- [MATERIAL SUPPLIED]:
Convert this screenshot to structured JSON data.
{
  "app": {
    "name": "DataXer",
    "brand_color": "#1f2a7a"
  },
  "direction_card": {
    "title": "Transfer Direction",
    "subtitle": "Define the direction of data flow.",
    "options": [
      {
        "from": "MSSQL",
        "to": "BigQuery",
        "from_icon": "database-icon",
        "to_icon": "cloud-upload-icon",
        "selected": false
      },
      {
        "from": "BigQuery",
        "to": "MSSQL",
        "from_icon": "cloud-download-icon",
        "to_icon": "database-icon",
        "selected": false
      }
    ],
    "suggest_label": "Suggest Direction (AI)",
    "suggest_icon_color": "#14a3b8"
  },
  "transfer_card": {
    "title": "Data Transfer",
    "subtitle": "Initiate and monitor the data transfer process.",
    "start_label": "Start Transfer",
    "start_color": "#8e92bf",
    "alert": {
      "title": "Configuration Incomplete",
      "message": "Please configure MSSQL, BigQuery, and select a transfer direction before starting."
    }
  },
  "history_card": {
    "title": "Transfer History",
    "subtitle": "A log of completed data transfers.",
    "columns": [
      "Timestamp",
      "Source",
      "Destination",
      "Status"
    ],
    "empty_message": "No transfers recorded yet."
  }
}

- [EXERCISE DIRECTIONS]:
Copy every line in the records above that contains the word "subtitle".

- [FINAL ANSWER]:
    "subtitle": "Define the direction of data flow.",
    "subtitle": "Initiate and monitor the data transfer process.",
    "subtitle": "A log of completed data transfers.",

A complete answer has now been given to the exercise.